----- STUDY MATERIAL

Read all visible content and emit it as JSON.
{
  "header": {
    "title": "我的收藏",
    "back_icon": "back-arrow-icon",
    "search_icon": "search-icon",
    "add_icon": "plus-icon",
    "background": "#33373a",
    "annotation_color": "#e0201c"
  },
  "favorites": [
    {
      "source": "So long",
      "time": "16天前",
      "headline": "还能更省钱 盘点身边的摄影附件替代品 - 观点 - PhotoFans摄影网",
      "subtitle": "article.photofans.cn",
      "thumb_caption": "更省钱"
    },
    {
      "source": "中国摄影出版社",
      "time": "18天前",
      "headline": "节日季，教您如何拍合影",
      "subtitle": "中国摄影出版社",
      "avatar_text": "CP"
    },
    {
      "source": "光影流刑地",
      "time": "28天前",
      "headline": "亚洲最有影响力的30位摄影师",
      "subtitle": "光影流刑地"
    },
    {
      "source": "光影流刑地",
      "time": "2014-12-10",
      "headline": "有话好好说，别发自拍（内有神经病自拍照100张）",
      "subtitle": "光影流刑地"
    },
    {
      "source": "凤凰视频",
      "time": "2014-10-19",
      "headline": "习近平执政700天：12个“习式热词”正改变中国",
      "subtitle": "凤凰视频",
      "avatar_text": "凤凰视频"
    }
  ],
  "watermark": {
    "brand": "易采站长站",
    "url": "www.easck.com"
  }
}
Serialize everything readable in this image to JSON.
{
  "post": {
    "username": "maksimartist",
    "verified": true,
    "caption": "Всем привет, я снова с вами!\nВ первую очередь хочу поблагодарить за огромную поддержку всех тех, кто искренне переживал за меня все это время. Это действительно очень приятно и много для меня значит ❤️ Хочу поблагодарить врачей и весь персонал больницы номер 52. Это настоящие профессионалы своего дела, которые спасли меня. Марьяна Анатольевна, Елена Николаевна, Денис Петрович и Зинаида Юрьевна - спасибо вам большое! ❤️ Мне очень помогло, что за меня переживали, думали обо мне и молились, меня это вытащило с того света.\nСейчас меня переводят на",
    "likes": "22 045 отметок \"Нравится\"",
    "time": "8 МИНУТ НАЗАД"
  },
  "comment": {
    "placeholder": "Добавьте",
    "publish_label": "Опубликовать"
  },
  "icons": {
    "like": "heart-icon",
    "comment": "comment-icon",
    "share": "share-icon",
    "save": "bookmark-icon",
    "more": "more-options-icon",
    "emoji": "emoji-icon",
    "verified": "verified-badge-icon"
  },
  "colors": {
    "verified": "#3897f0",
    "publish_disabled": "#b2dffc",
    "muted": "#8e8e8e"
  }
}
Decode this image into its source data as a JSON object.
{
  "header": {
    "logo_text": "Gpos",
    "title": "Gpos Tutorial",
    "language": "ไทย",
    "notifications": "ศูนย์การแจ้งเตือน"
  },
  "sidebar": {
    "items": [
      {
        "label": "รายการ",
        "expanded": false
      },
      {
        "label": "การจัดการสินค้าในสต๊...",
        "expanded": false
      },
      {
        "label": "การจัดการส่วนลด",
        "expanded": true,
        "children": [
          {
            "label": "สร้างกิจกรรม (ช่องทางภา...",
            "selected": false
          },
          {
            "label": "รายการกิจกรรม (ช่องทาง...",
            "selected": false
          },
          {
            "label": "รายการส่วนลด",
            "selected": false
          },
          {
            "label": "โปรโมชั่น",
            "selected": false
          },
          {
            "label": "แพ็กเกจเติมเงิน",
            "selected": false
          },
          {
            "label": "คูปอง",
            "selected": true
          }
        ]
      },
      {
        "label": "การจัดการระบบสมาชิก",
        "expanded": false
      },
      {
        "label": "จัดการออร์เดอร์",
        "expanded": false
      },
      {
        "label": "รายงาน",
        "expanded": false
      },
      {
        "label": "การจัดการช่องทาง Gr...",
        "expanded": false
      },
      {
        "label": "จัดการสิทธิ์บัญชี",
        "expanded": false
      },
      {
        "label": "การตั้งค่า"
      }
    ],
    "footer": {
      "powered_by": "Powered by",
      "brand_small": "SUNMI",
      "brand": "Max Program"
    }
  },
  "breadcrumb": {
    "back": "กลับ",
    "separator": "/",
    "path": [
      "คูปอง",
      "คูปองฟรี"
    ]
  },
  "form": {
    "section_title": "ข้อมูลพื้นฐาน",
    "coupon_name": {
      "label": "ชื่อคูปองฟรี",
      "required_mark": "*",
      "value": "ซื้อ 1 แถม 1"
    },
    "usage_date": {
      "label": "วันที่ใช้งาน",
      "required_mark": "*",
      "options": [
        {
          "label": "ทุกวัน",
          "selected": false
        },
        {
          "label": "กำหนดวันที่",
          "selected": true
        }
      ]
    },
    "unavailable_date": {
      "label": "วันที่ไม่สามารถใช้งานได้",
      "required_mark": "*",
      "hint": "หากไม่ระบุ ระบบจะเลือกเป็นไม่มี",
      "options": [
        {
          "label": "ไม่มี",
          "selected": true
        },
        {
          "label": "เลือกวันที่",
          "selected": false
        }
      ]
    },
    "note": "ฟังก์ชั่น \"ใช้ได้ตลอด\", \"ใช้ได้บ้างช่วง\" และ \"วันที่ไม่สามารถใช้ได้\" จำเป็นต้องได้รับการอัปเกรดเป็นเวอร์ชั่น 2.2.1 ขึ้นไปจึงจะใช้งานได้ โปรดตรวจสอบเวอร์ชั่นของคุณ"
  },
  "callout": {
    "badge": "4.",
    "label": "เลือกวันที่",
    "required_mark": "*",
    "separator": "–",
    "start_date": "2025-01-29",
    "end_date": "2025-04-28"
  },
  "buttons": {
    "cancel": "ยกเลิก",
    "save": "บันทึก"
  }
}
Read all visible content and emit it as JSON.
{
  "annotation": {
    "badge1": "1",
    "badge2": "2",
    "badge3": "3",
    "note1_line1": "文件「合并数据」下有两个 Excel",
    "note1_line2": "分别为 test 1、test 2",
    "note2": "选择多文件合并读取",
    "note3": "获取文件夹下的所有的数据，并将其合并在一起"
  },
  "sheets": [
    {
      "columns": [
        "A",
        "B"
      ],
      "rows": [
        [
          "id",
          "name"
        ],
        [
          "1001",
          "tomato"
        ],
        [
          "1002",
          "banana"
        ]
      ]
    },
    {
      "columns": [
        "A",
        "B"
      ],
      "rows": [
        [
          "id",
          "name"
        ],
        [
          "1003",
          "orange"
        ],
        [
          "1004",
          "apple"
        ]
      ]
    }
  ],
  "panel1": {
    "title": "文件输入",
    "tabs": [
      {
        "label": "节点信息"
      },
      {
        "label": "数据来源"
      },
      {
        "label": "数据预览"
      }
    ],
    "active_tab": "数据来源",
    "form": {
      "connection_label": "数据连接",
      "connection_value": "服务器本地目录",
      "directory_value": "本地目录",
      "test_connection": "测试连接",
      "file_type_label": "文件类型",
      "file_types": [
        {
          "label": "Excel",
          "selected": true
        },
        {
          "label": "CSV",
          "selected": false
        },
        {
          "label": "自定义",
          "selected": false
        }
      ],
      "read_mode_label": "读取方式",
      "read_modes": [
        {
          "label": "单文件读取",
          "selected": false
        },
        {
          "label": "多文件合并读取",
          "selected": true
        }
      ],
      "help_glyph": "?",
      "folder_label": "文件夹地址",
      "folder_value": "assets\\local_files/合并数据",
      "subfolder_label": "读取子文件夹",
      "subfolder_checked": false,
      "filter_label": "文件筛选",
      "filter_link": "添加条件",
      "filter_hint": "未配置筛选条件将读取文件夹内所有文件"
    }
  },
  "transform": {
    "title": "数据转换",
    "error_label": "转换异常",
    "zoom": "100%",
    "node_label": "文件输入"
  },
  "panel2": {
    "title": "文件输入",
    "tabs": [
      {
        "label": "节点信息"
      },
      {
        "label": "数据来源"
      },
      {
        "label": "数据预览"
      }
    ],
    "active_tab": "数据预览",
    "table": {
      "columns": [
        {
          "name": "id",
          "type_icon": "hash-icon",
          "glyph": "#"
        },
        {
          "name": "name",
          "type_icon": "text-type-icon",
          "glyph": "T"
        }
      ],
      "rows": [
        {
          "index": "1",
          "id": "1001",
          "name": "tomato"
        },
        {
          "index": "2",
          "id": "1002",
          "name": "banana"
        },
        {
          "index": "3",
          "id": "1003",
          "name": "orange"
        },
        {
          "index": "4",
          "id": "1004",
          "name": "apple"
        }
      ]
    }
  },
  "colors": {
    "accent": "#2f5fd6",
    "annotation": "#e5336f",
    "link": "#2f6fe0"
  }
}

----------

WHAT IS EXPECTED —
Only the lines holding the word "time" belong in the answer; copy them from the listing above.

ANSWER AREA —
      "time": "16天前",
      "time": "18天前",
      "time": "28天前",
      "time": "2014-12-10",
      "time": "2014-10-19",
    "time": "8 МИНУТ НАЗАД"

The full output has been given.